Improvisations get Marines ready to combat sexual assaults

26 Jun 2013 | Cpl. Antwaun Jefferson

Talks about sex are usually closed conversations that many tend to shy away from. With reports of sexual assault in the military on the rise and the push for service members to re-educate themselves in sexual assault prevention, Sex Signals, a skit- based sexual assault prevention training, was presented at Little Hall’s auditorium June 26, 2013.

The presentation differs from traditional sexual assault prevention response trainings and programs that Marines are used to. This program incorporated improvisational comedy, education and audience interaction to provide a provocative look at dating, sex and the core issue of consent. 

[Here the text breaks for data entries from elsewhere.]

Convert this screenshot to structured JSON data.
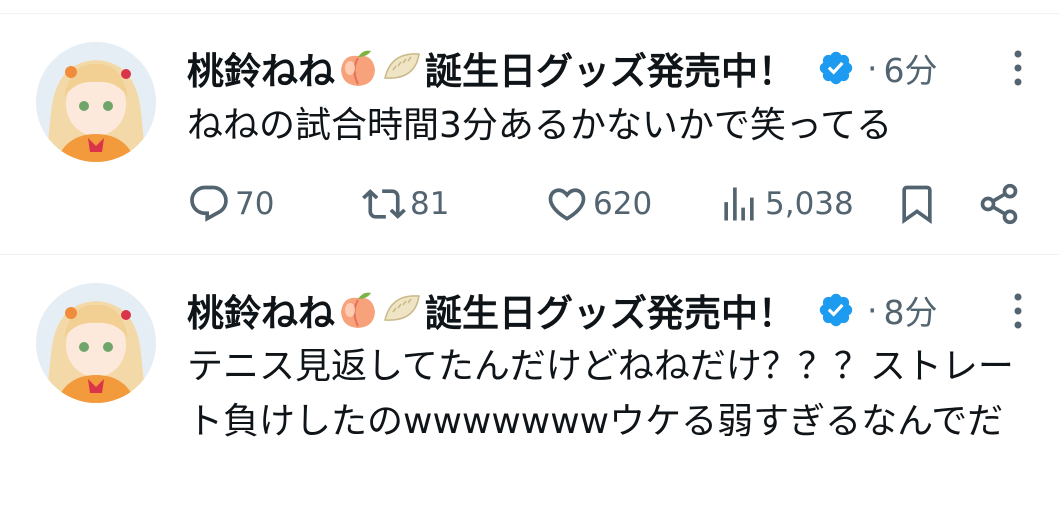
{
  "tweets": [
    {
      "author": "桃鈴ねね",
      "author_suffix": "誕生日グッズ発売中！",
      "emojis": [
        "peach-icon",
        "gyoza-icon"
      ],
      "separator": "·",
      "time": "6分",
      "text": "ねねの試合時間3分あるかないかで笑ってる",
      "stats": {
        "replies": "70",
        "retweets": "81",
        "likes": "620",
        "views": "5,038"
      }
    },
    {
      "author": "桃鈴ねね",
      "author_suffix": "誕生日グッズ発売中！",
      "emojis": [
        "peach-icon",
        "gyoza-icon"
      ],
      "separator": "·",
      "time": "8分",
      "text": "テニス見返してたんだけどねねだけ？？？ストレート負けしたのwwwwwwwウケる弱すぎるなんでだ"
    }
  ],
  "colors": {
    "verified": "#1d9bf0",
    "muted": "#536471",
    "text": "#0f1419",
    "divider": "#eff3f4"
  }
}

“The skits really got the crowd engaged,” said Cpl. Justin Territo, military working dog handler, Security Battalion. “People are more likely to open up when humor is involved than with the standard “death by PowerPoint” presentations that we are used to.”

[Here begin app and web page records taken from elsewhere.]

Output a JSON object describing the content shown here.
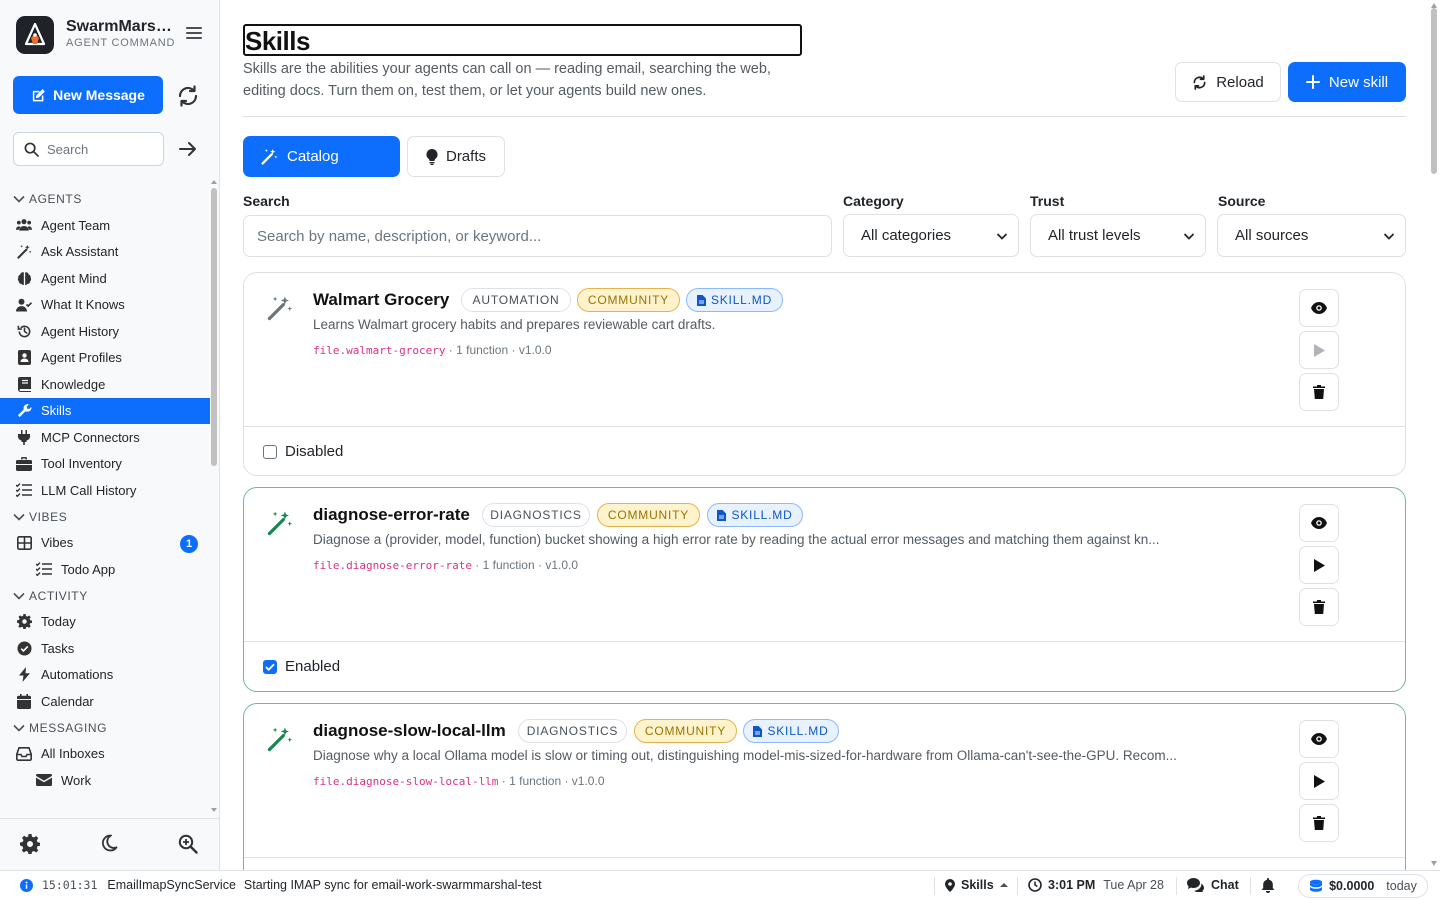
{
  "brand": {
    "name": "SwarmMarshal",
    "subtitle": "AGENT COMMAND"
  },
  "sidebar": {
    "new_message_label": "New Message",
    "search_placeholder": "Search",
    "sections": {
      "agents": "AGENTS",
      "vibes": "VIBES",
      "activity": "ACTIVITY",
      "messaging": "MESSAGING"
    },
    "agents_items": [
      "Agent Team",
      "Ask Assistant",
      "Agent Mind",
      "What It Knows",
      "Agent History",
      "Agent Profiles",
      "Knowledge",
      "Skills",
      "MCP Connectors",
      "Tool Inventory",
      "LLM Call History"
    ],
    "vibes_items": {
      "vibes": "Vibes",
      "vibes_badge": "1",
      "todo_app": "Todo App"
    },
    "activity_items": [
      "Today",
      "Tasks",
      "Automations",
      "Calendar"
    ],
    "messaging_items": {
      "all_inboxes": "All Inboxes",
      "work": "Work"
    },
    "active_item": "Skills"
  },
  "header": {
    "title": "Skills",
    "description": "Skills are the abilities your agents can call on — reading email, searching the web, editing docs. Turn them on, test them, or let your agents build new ones.",
    "reload_label": "Reload",
    "new_skill_label": "New skill"
  },
  "tabs": {
    "catalog": "Catalog",
    "drafts": "Drafts"
  },
  "filters": {
    "search_label": "Search",
    "search_placeholder": "Search by name, description, or keyword...",
    "category_label": "Category",
    "category_value": "All categories",
    "trust_label": "Trust",
    "trust_value": "All trust levels",
    "source_label": "Source",
    "source_value": "All sources"
  },
  "skills": [
    {
      "name": "Walmart Grocery",
      "category": "AUTOMATION",
      "trust": "COMMUNITY",
      "source": "SKILL.MD",
      "description": "Learns Walmart grocery habits and prepares reviewable cart drafts.",
      "id": "file.walmart-grocery",
      "meta": " · 1 function · v1.0.0",
      "status": "Disabled",
      "enabled": false
    },
    {
      "name": "diagnose-error-rate",
      "category": "DIAGNOSTICS",
      "trust": "COMMUNITY",
      "source": "SKILL.MD",
      "description": "Diagnose a (provider, model, function) bucket showing a high error rate by reading the actual error messages and matching them against kn...",
      "id": "file.diagnose-error-rate",
      "meta": " · 1 function · v1.0.0",
      "status": "Enabled",
      "enabled": true
    },
    {
      "name": "diagnose-slow-local-llm",
      "category": "DIAGNOSTICS",
      "trust": "COMMUNITY",
      "source": "SKILL.MD",
      "description": "Diagnose why a local Ollama model is slow or timing out, distinguishing model-mis-sized-for-hardware from Ollama-can't-see-the-GPU. Recom...",
      "id": "file.diagnose-slow-local-llm",
      "meta": " · 1 function · v1.0.0",
      "status": "",
      "enabled": true
    }
  ],
  "statusbar": {
    "time": "15:01:31",
    "service": "EmailImapSyncService",
    "message": "Starting IMAP sync for email-work-swarmmarshal-test",
    "location": "Skills",
    "clock": "3:01 PM",
    "date": "Tue Apr 28",
    "chat_label": "Chat",
    "cost": "$0.0000",
    "cost_period": "today"
  },
  "colors": {
    "accent": "#0d6efd",
    "community": "#997404",
    "enabled_border": "#75b798",
    "code": "#d63384"
  }
}
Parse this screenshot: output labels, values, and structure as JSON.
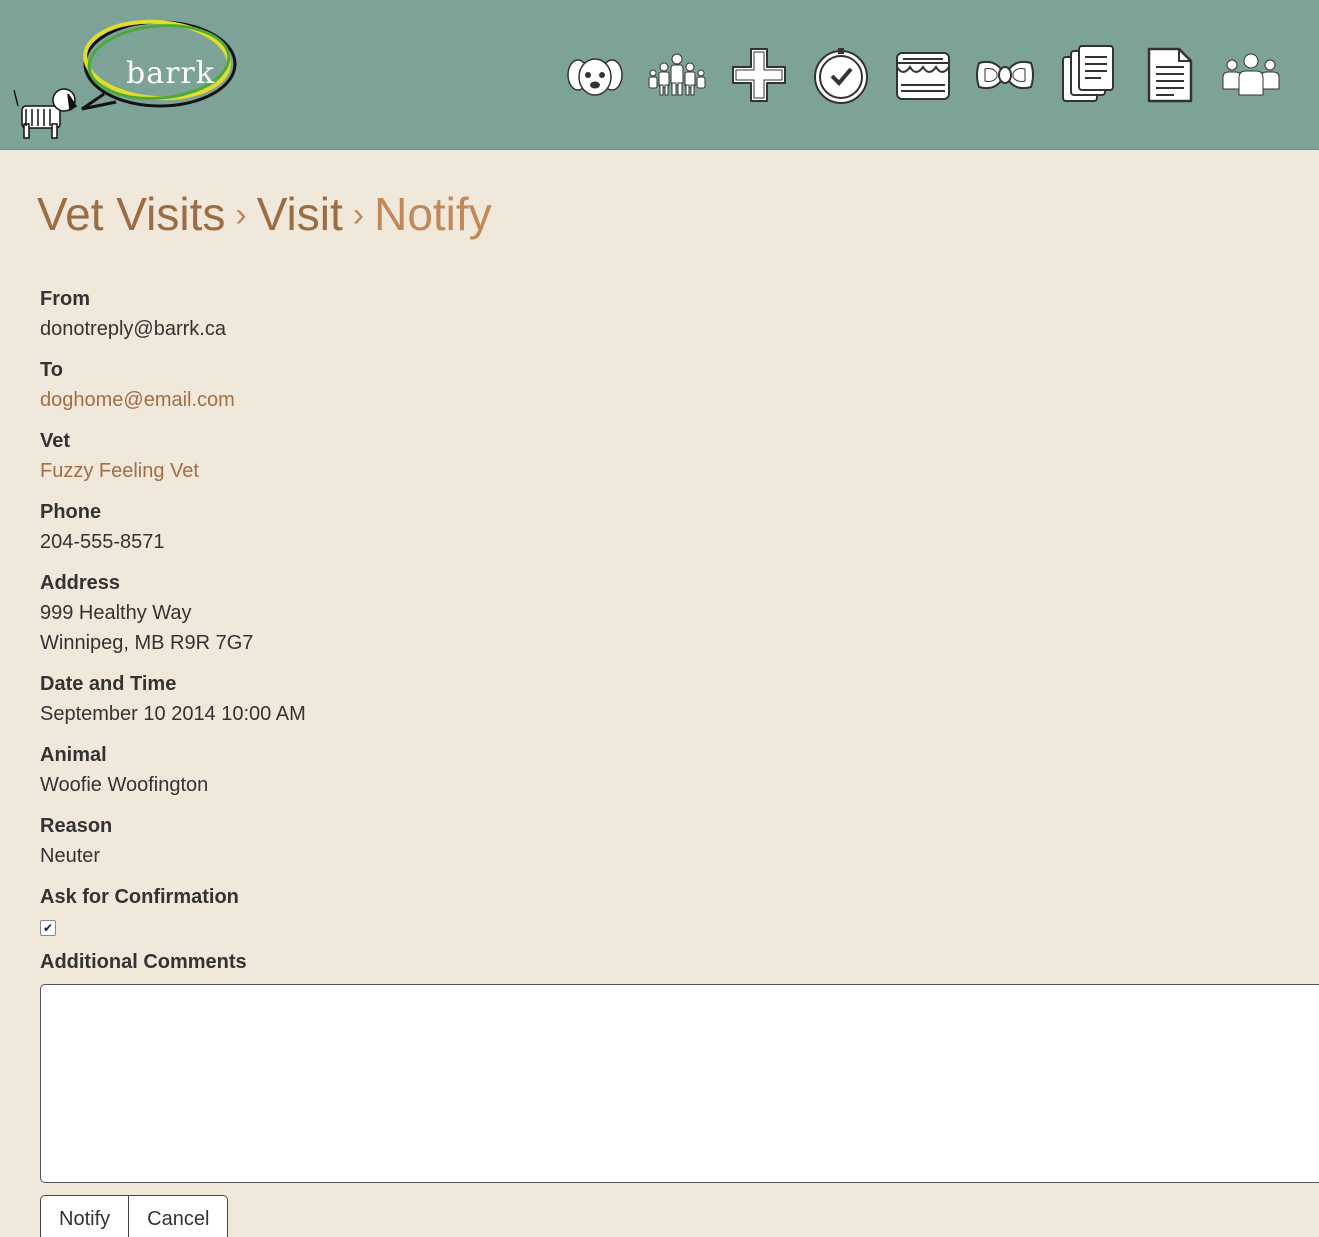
{
  "app": {
    "logo_text": "barrk"
  },
  "nav": {
    "icons": [
      "dog-icon",
      "family-icon",
      "medical-cross-icon",
      "clock-check-icon",
      "store-icon",
      "bow-tie-icon",
      "documents-icon",
      "document-icon",
      "group-icon"
    ]
  },
  "breadcrumb": {
    "level1": "Vet Visits",
    "level2": "Visit",
    "level3": "Notify",
    "separator": "›"
  },
  "form": {
    "from_label": "From",
    "from_value": "donotreply@barrk.ca",
    "to_label": "To",
    "to_value": "doghome@email.com",
    "vet_label": "Vet",
    "vet_value": "Fuzzy Feeling Vet",
    "phone_label": "Phone",
    "phone_value": "204-555-8571",
    "address_label": "Address",
    "address_line1": "999 Healthy Way",
    "address_line2": "Winnipeg, MB R9R 7G7",
    "datetime_label": "Date and Time",
    "datetime_value": "September 10 2014 10:00 AM",
    "animal_label": "Animal",
    "animal_value": "Woofie Woofington",
    "reason_label": "Reason",
    "reason_value": "Neuter",
    "confirm_label": "Ask for Confirmation",
    "confirm_checked": true,
    "confirm_mark": "✔",
    "comments_label": "Additional Comments",
    "comments_value": ""
  },
  "actions": {
    "notify_label": "Notify",
    "cancel_label": "Cancel"
  },
  "colors": {
    "header_bg": "#7da399",
    "page_bg": "#f1e8dc",
    "link": "#a36e43",
    "title": "#9c6d43"
  }
}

There was a sea of tan and blue in the auditorium as more than a hundred Marines and sailors took the time out to attend the presentation. There were also soldiers, stationed at Fort Belvoir, who traveled more than 20 miles see and interact with the production.

The play explored how social pressures, gender stereotypes, unrealistic fantasies and false preconceptions all play huge factors in the stress and tensions of dating. With different scenes, military members were able to see how these factors by themselves or combined with alcohol could lead to sexual harassment, sexual assault or even rape.

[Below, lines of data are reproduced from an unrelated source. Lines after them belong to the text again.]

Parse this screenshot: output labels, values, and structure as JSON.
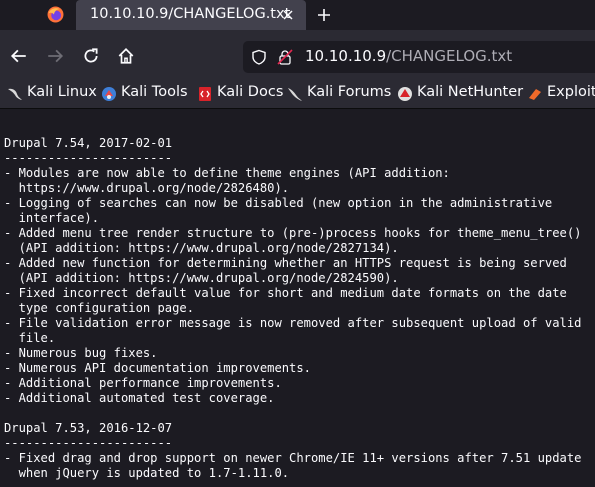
{
  "tab": {
    "title": "10.10.10.9/CHANGELOG.txt"
  },
  "url": {
    "host": "10.10.10.9",
    "path": "/CHANGELOG.txt"
  },
  "bookmarks": [
    {
      "label": "Kali Linux",
      "icon": "kali-dragon-icon"
    },
    {
      "label": "Kali Tools",
      "icon": "kali-tools-icon"
    },
    {
      "label": "Kali Docs",
      "icon": "kali-docs-icon"
    },
    {
      "label": "Kali Forums",
      "icon": "kali-forums-icon"
    },
    {
      "label": "Kali NetHunter",
      "icon": "nethunter-icon"
    },
    {
      "label": "Exploit-",
      "icon": "exploit-db-icon"
    }
  ],
  "changelog_lines": [
    "Drupal 7.54, 2017-02-01",
    "-----------------------",
    "- Modules are now able to define theme engines (API addition:",
    "  https://www.drupal.org/node/2826480).",
    "- Logging of searches can now be disabled (new option in the administrative",
    "  interface).",
    "- Added menu tree render structure to (pre-)process hooks for theme_menu_tree()",
    "  (API addition: https://www.drupal.org/node/2827134).",
    "- Added new function for determining whether an HTTPS request is being served",
    "  (API addition: https://www.drupal.org/node/2824590).",
    "- Fixed incorrect default value for short and medium date formats on the date",
    "  type configuration page.",
    "- File validation error message is now removed after subsequent upload of valid",
    "  file.",
    "- Numerous bug fixes.",
    "- Numerous API documentation improvements.",
    "- Additional performance improvements.",
    "- Additional automated test coverage.",
    "",
    "Drupal 7.53, 2016-12-07",
    "-----------------------",
    "- Fixed drag and drop support on newer Chrome/IE 11+ versions after 7.51 update",
    "  when jQuery is updated to 1.7-1.11.0."
  ]
}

“It was surreal,” said Cpl. Javonta Squriewell, postal clerk, Headquarters and Service Battalion. “I could really envision myself in these situatuations that they were acting out. It really made me think about how a simple thing as a couple of beers or wrestling could lead to heinous acts. The only thing that I wish they would have had, was the male be the victim instead of the stereotype of the male always being the aggressor.”


Marine Corps Base Quantico